Simple questions, but ones that have been debated by generations of people in Taiwan. Inhibited by indigenous people since over 8000 years ago, nations have come to Taiwan to take advantage of this bountiful island. From the Dutch and Spanish colonies, to the mass Han immigration, to the Japanese rule, and to the current Republic of China occupation, Taiwanese have not been able to simply call this beautiful mother island as our own. Many are hesitant to call Taiwan as is: a sovereign country that is under massive pressure internally and externally against its self determination. 

I am not a historian or political scientist. With this photo essay, all I am trying to do is answer the questions for myself. What is the Taiwanese spirit? To me, baseball sums it up. As a boy growing up in Taiwan in the 80’s and 90’s, the international success of Taiwanese Little League baseball teams is part of the collective memory I share with many others. During a time when Taiwan was being increasingly isolated by the international community, with growing pressure from China, baseball was one thing we could hold on to and call it as our own. 

I had the fortune to spend time with the Taiwanese national baseball team when they visited Canada for the World Baseball Challenge in July 2010. I was able to travel with the team for a big part of the tournament. The experience gave me an opportunity to see just how closely baseball is intertwined with what Taiwanese spirit is. It is reflected on and off the baseball field.
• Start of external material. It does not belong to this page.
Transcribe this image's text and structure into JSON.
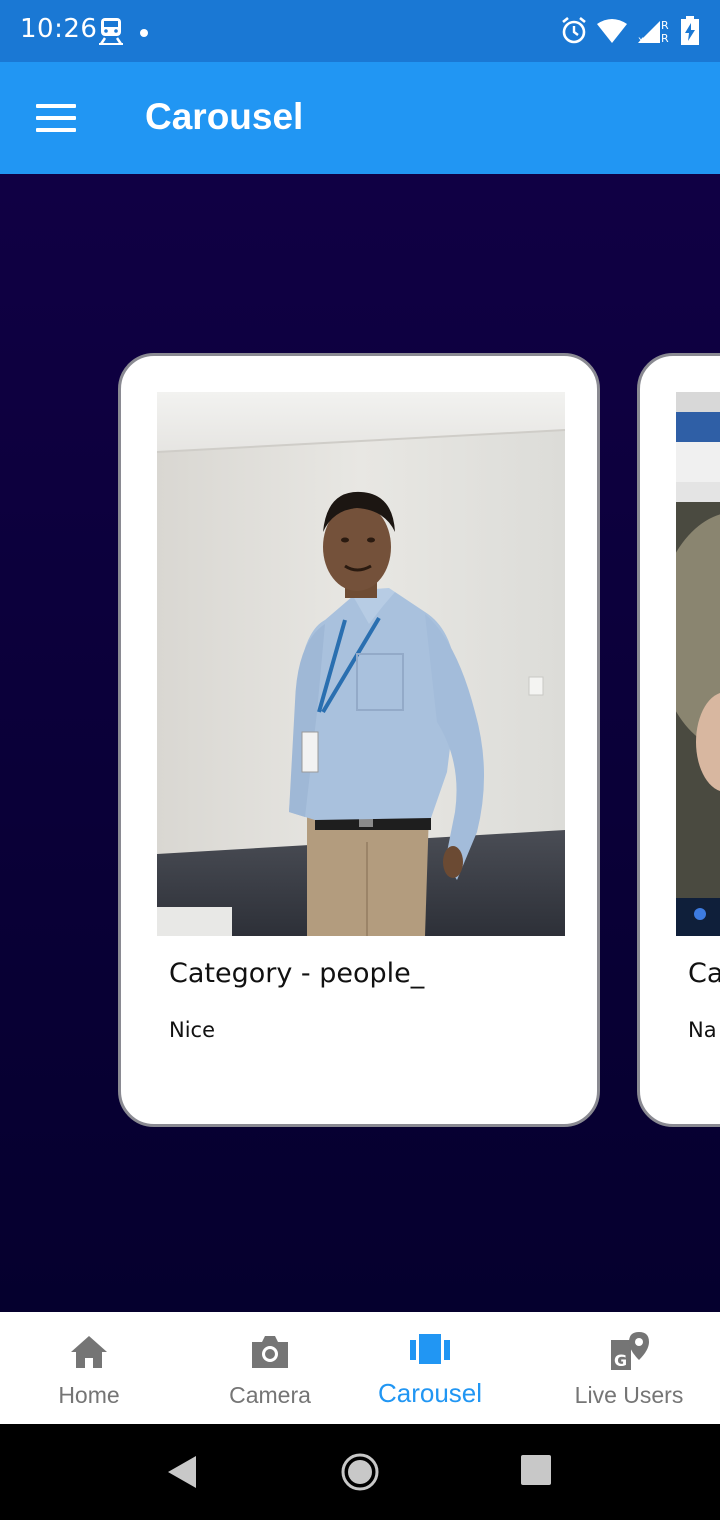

From the mannerism the players carry off the field with their teammates, to the resourcefulness of the training staff with their limited supply, to the respect they pay to the opponents, and finally to their style of play on the field, I felt like I was seeing the history of Taiwan summed up in the game of baseball.

Taiwan picked up baseball when it was a Japanese colony from the late 1800’s to the 1940‘s. Today, Taiwanese baseball is a delicate blend of Japanese influences with Taiwan’s own characteristics. The Japanese concept of Senpai - a reciprocal seniority based mentoring relationship - is a guiding principle for the team. The older players are dedicated to passing on their skills and the knowledge of the game to the younger players, through their interactions on and off the field. The harmony of the team is valued above anything else. Acts like throwing helmets and breaking bats never happen in the dugout. They players have too much respect for their teammates to potentially affect them. 

On the field, Taiwan plays quite an aggressive style of speed and power. To me it always seems the players play with the ambition and energy as if their backs were against the wall, very much like the underdog small island Taiwan is. Gritty and gutsy plays, strong work ethics, and the never say die attitude, are big reasons why the team still has international success when the players are often physically disadvantaged and have little support for their baseball careers. In many ways, it is a reflection of the hard working attitude most Taiwanese people I know have. Despite of the challenges, we eventually always find a way to survive.

Perhaps I am too sentimental about baseball and Taiwan, but in writing this piece just days away from the upcoming Taiwanese presidential election, I can’t help but feeling inspired by what the future may hold for Taiwan. In a way, baseball and Taiwan have come full circle together. Baseball is the neutering mother island. On this team, we have the aborigines, the ethnic Hans, the US and Japanese expats - all different groups of True Taiwanese - working together towards a common goal. We have the upmost respect for each other, even though there are many differences among us. Much bigger and stronger opponents are out there, but as long as we stay with each other as a team, we can always figure out a way to break through and survive. Just like Taiwan always has.